A big thanks to Tompa for sharing some of his extensive SMB3 knowledge during this investigation.
End-Level Card Image
Now that we understood how an RTA runner could consistently follow a TAS to hit the end-level card on the same frame as the TAS, we started testing it with real runs. Mitchflowerpower got the first ever real-time Early Hammer Manipulation and wasn’t sure he was getting the correct frames because the end-level card images he got were different than what the TAS got.
I decided to verify why we couldn’t rely on those end-level card images to know if the frame was correct to make sure we understood everything.
End-Level Card Object
The end-level card is one of Super Mario Bros. 3’s objects that are tracked by multiple arrays in memory. The objects’ IDs, x-positions, y-positions, x-speeds, y-speeds, states, counters, etc. are all stored in arrays throughout memory. The arrays can track up to 8 objects at one time, and Most objects are spawned into one of the currently unused locations in the object arrays when the player scrolls the screen close enough to those objects. If there are no unused locations for the object to spawn, it won’t, and this is called despawning the object. This is sometimes used as a strategy to allow for a speedrunner to get past certain locations in the levels without having to deal with an enemy.
The end-level card is slightly special in that it always spawn in the 6th slot in the object array. This slot holds special objects and ensures that those objects will never be able to be despawned. No matter what a player does, the end-level card will always spawn. Another example of a special object is the bouncy note block that is spawned when a player lands on the note block tile in a level.
The following code in the disassembly is responsible for changing the end-level card between a mushroom card, a flower card, and a star card every eight frames.
EndLevelCard_Untouched: LDA <Counter_1 AND #$07 BNE PRG002_BB65 ; 1:8 ticks continue, otherwise jump to PRG002_BB65 ; Run through frames 0-2 INC Objects_Frame,X LDA Objects_Frame,X CMP #$03 BLT PRG002_BB65 ; Restart animation loop LDA #$00 STA Objects_Frame,X PRG002_BB65:
Listing 1: The code responsible for changing the end-level card every 8 frames after it is spawned
This code runs after the end-level card is spawned and every frame until the end-level card is touched by the player. The first thing it does is check the
Counter_1 value and look at the three least significant bits. If they’re all zeros, it increments the

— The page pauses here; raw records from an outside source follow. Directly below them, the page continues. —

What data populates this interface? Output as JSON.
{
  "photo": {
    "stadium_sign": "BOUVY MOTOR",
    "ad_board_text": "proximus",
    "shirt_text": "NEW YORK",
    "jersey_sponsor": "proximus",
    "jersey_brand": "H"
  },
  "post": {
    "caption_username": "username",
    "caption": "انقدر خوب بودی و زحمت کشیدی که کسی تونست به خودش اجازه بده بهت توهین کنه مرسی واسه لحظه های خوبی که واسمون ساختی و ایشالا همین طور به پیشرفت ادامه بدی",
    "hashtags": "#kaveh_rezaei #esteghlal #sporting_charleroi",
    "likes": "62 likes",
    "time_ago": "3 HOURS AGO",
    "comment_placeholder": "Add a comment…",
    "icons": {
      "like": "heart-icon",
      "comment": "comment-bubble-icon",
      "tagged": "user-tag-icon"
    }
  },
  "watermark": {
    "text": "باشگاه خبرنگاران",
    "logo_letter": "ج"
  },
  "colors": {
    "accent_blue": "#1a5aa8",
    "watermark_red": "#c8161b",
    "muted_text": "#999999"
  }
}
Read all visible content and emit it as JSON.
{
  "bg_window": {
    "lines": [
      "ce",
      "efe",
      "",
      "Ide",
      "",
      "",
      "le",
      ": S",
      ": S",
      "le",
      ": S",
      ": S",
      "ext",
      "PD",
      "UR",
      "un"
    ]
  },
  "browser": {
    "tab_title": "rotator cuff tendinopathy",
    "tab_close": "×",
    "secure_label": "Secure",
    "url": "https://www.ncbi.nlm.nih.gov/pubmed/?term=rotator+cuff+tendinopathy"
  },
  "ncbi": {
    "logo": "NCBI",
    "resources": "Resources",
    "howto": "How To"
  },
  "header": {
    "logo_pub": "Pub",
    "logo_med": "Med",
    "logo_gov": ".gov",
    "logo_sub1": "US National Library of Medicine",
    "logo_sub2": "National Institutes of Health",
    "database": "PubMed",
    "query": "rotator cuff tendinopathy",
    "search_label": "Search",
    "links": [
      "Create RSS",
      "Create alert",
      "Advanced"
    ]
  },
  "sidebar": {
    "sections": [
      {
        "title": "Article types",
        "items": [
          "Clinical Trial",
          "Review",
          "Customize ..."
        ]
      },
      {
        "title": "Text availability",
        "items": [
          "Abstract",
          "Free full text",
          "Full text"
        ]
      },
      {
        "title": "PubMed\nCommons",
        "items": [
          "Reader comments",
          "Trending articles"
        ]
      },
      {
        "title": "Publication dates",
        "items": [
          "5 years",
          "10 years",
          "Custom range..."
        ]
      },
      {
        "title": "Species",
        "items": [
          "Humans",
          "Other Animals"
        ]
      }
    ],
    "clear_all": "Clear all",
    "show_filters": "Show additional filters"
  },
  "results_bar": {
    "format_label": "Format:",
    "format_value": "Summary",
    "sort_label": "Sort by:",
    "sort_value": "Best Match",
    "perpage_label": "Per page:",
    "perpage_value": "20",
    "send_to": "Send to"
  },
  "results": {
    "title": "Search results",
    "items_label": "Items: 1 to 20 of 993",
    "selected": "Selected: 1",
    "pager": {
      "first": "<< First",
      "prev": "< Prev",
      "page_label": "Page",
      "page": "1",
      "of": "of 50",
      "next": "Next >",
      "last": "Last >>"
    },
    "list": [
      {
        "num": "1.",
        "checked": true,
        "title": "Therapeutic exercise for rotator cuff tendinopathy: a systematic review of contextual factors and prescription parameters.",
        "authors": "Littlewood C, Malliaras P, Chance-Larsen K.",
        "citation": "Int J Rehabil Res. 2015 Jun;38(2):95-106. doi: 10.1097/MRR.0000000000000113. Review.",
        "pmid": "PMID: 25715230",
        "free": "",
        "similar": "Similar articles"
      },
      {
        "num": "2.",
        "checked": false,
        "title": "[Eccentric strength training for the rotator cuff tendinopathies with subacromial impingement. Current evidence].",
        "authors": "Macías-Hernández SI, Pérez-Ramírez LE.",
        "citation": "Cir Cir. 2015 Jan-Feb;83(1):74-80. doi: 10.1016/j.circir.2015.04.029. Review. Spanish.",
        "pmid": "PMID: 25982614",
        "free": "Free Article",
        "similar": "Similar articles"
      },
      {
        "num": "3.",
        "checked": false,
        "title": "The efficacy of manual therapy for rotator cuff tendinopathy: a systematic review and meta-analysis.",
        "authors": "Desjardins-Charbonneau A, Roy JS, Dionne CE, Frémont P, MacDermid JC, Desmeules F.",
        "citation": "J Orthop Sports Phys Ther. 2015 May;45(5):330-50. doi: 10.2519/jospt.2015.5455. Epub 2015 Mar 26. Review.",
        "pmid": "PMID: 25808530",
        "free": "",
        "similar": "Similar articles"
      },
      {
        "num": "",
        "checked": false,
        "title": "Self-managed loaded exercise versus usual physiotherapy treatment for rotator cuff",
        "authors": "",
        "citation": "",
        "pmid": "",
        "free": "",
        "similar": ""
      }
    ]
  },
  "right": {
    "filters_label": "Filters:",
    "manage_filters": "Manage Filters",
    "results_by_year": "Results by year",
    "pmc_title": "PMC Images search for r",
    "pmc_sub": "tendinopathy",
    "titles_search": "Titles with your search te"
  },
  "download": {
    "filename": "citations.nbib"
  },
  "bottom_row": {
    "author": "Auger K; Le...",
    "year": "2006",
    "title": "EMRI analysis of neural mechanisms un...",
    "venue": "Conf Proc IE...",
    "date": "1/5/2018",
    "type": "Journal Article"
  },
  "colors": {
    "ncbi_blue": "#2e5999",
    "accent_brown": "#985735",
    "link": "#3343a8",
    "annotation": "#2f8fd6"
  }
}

Objects_Frame variable through the values 0, 1, and 2 over and over again. 0 is the Mushroom, 1 is the Flower, and 2 is the Star. When the card is spawned by the player scrolling the screen far enough, the card is initialized to be the Mushroom. It will only stay on the Mushroom until the
Counter_1 counter’s least significant three bits are zero—this could be between 0 and 7 frames—before changing to the Flower card. From then on, the card changes every eight frames, scrolling through Mushroom, then Flower, then Star, then Mushroom, etc.
Counter_1 value is simply incremented on every frame, so it could be any value on the frame the end-level card is spawned. This means the first card image could change immediately (0-frame delay) or could take 8 frames to change, depending upon the value of
Counter_1 when it was spawned.
In the following example video, when the end-level card was spawned, it only stayed on the mushroom card for two frames before changing to the flower. After that, the card changes every 8 frames. Because of this, if a player does not spawn the end-level card on the exact same frame as the TAS they’re following, the end-level card could differ even if they jump and hit the card on the exact same frame as the TAS.
Example of the first card changing only after 2 frames
This finally explained why Mitch successfully achieved the Early Hammer Manipulation No-Death Early Hammer while getting a different end-level card than the TAS.